2013/14 may have represented his peak, but there’s been plenty to savour since. He scored the winner in the League Cup final in 2016, a decisive spot-kick as City edged out Liverpool in a hard-fought game. He played 10 matches as City reached the Champions League semi-final, their best performance to date in Europe’s elite knock-out competition. And then last season, again at Wembley, he was City’s best player as they narrowly lost in the FA Cup semi-final to Arsenal.
“Probably the biggest positive for Guardiola was Yaya Toure, because I thought he was absolutely sensational - the best player on the pitch,” BBC pundit Jermaine Jenas said after the game. “Toure did everything he could to pick City up and drag them into the final on his own.” Even at 33, he proved capable of shining on the biggest stage.
It’s been a remarkable period, for both Toure and City. A Club desperate for success who lacked the world-class stars needed to make happen found one of the finest midfielders of a generation. Toure’s arrival, along with those of other players, has been the catalyst for City’s five recent trophies.
Toure, not only a leader on the field, has rarely been injured. In his seven full seasons at the Club, he’s managed an average of 43 appearances each campaign. Not only does he readily prove decisive when it matters most, he’s available to call upon at almost all times.
“It’s always important when you come to a new team and score important goals,” Toure said last season.

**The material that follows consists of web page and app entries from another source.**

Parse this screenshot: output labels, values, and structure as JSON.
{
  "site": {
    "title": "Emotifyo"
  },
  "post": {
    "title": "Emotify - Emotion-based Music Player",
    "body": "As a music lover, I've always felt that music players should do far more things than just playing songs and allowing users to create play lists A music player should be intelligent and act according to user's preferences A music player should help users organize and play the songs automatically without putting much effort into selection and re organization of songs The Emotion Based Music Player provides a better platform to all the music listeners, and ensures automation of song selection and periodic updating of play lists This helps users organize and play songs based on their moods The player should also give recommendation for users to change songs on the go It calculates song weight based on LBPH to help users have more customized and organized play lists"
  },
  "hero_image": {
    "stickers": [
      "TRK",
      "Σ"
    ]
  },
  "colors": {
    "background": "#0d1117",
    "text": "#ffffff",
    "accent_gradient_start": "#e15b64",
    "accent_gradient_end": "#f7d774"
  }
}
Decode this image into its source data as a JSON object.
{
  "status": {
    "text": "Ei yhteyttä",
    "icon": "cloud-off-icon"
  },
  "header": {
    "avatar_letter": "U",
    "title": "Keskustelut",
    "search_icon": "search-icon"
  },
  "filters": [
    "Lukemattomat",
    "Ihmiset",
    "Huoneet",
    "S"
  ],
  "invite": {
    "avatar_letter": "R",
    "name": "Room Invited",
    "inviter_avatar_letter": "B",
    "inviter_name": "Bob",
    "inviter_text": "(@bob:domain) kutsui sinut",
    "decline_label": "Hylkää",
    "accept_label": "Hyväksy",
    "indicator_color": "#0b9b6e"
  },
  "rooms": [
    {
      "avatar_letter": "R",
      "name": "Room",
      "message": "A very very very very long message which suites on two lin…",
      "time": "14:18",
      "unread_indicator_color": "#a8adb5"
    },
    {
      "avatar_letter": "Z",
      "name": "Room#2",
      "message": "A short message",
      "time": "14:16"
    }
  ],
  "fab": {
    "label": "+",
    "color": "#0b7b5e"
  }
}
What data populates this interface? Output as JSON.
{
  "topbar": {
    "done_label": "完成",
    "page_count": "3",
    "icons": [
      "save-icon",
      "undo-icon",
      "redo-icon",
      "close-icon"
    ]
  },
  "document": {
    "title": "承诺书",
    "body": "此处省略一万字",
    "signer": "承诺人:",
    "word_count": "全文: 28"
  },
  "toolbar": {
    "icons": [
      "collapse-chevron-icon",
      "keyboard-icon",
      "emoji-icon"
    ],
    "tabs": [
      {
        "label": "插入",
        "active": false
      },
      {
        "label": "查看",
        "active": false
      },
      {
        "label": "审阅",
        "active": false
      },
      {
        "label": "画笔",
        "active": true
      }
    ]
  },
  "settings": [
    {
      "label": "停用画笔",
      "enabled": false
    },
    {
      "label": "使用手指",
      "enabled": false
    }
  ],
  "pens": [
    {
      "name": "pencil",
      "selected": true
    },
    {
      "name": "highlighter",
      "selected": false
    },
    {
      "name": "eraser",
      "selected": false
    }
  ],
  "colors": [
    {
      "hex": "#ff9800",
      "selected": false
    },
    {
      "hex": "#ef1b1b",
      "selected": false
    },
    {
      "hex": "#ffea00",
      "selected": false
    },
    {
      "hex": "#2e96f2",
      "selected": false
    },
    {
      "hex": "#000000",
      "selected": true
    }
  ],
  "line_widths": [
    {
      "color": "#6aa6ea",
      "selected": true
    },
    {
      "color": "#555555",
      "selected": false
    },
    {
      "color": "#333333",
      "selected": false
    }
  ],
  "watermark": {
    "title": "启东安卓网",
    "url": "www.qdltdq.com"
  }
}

“When you talk to the newspapers before you come to do it, they don’t believe you – but when you make it, it’s something special.
“It’s the way I always wanted things to happen. When I was coming here, it was quite difficult because City was in the shadow of United and my target was to change that.
“Me coming, and Silva, Aguero, Mario Balotelli – all those players – we try to make something big happen here.
“From winning the FA Cup, everything started and after that the players start to believe. The staff, the management, everybody start to believe it.
“It was quite brilliant.”
The name Yaya Toure is firmly etched into City’s history. Arriving in England and cast as a mercenary, he has proven to be one of the most important players the Club has ever had. Time and again, in their hour of need, with pressure to achieve proving difficult to handle, it is Toure who has delivered. Legend status isn’t easy to come by but he has undoubtedly achieved it at City.